_SUPPLIED RECORDS_.
_____

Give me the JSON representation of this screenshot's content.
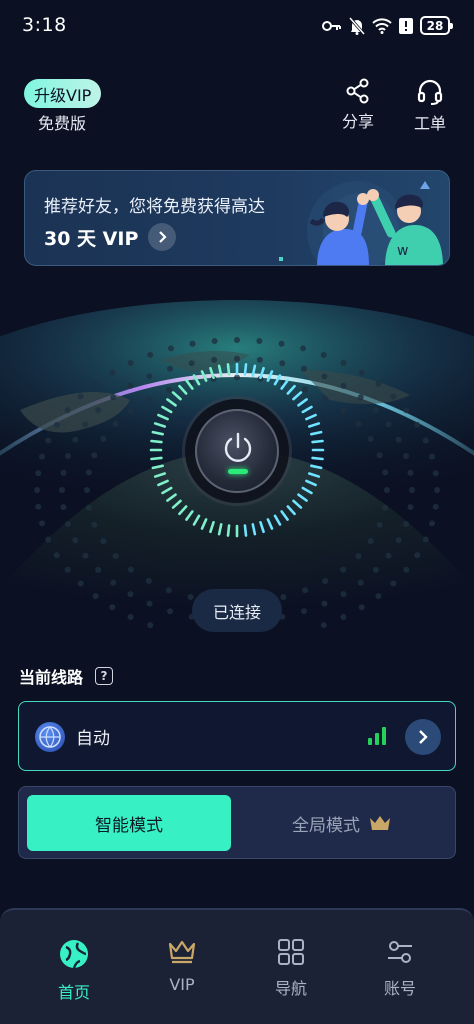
{
  "status_bar": {
    "time": "3:18",
    "battery": "28"
  },
  "header": {
    "vip_badge": "升级VIP",
    "plan": "免费版",
    "share_label": "分享",
    "ticket_label": "工单"
  },
  "banner": {
    "line1": "推荐好友，您将免费获得高达",
    "line2": "30 天 VIP"
  },
  "connection": {
    "status": "已连接"
  },
  "route": {
    "section_title": "当前线路",
    "help": "?",
    "name": "自动"
  },
  "mode": {
    "smart": "智能模式",
    "global": "全局模式"
  },
  "tabs": [
    {
      "label": "首页",
      "icon": "globe-icon"
    },
    {
      "label": "VIP",
      "icon": "crown-icon"
    },
    {
      "label": "导航",
      "icon": "grid-icon"
    },
    {
      "label": "账号",
      "icon": "sliders-icon"
    }
  ],
  "colors": {
    "accent": "#37f1c4",
    "background": "#0b1022",
    "signal": "#25d15a",
    "vip_gold": "#c9a766"
  }
}
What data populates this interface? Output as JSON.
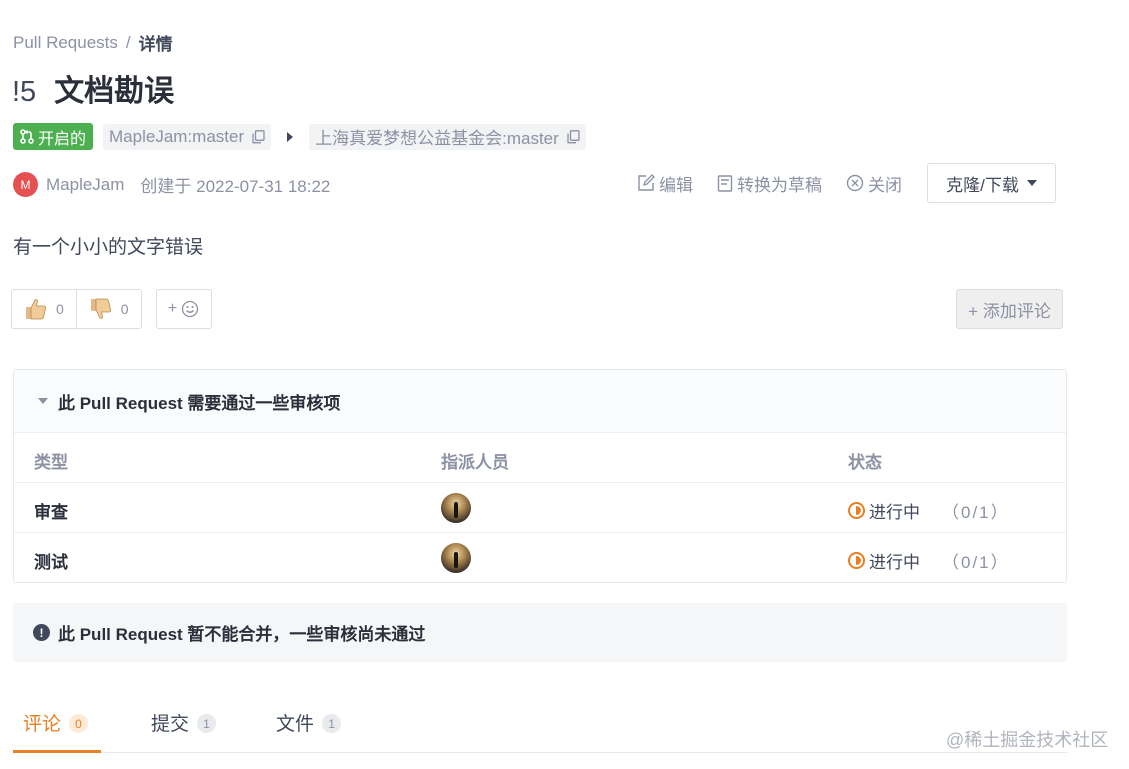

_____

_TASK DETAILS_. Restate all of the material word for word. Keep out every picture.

_EXERCISE SOLUTION_.
Give me the JSON representation of this screenshot's content.
{
  "status_bar": {
    "time": "3:18",
    "battery": "28"
  },
  "header": {
    "vip_badge": "升级VIP",
    "plan": "免费版",
    "share_label": "分享",
    "ticket_label": "工单"
  },
  "banner": {
    "line1": "推荐好友，您将免费获得高达",
    "line2": "30 天 VIP"
  },
  "connection": {
    "status": "已连接"
  },
  "route": {
    "section_title": "当前线路",
    "help": "?",
    "name": "自动"
  },
  "mode": {
    "smart": "智能模式",
    "global": "全局模式"
  },
  "tabs": [
    {
      "label": "首页",
      "icon": "globe-icon"
    },
    {
      "label": "VIP",
      "icon": "crown-icon"
    },
    {
      "label": "导航",
      "icon": "grid-icon"
    },
    {
      "label": "账号",
      "icon": "sliders-icon"
    }
  ],
  "colors": {
    "accent": "#37f1c4",
    "background": "#0b1022",
    "signal": "#25d15a",
    "vip_gold": "#c9a766"
  }
}
What data populates this interface? Output as JSON.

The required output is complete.